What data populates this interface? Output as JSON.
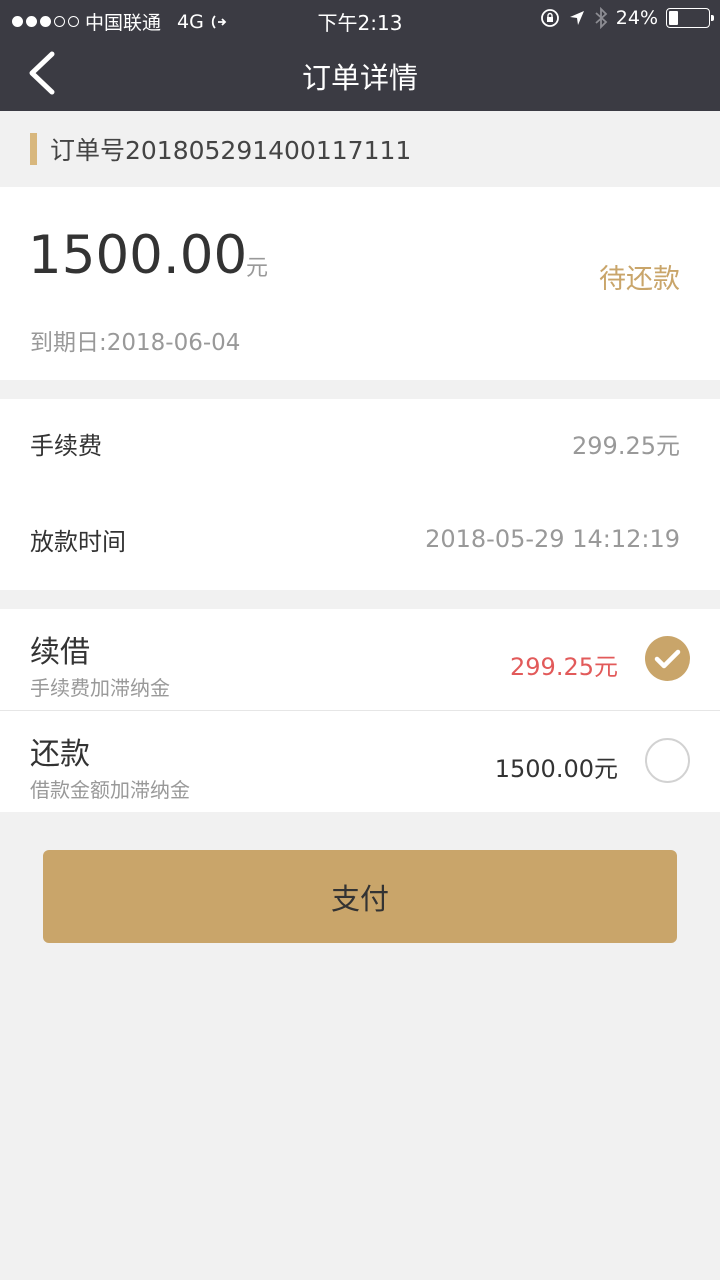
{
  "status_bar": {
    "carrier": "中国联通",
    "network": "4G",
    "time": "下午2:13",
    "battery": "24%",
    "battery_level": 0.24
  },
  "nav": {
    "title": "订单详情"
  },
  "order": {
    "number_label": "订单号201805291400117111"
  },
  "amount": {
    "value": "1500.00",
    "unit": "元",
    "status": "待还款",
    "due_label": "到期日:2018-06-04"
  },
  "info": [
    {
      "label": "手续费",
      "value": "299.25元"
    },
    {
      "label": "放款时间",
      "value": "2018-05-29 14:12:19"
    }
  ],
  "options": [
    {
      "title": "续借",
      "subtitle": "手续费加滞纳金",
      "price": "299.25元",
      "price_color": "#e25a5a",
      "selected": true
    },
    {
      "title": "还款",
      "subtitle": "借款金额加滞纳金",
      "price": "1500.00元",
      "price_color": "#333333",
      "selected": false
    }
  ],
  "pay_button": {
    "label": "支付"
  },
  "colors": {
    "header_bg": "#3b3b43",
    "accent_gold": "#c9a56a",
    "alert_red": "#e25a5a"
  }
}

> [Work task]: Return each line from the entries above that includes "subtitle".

> [Solution to this exercise]:
      "subtitle": "手续费加滞纳金",
      "subtitle": "借款金额加滞纳金",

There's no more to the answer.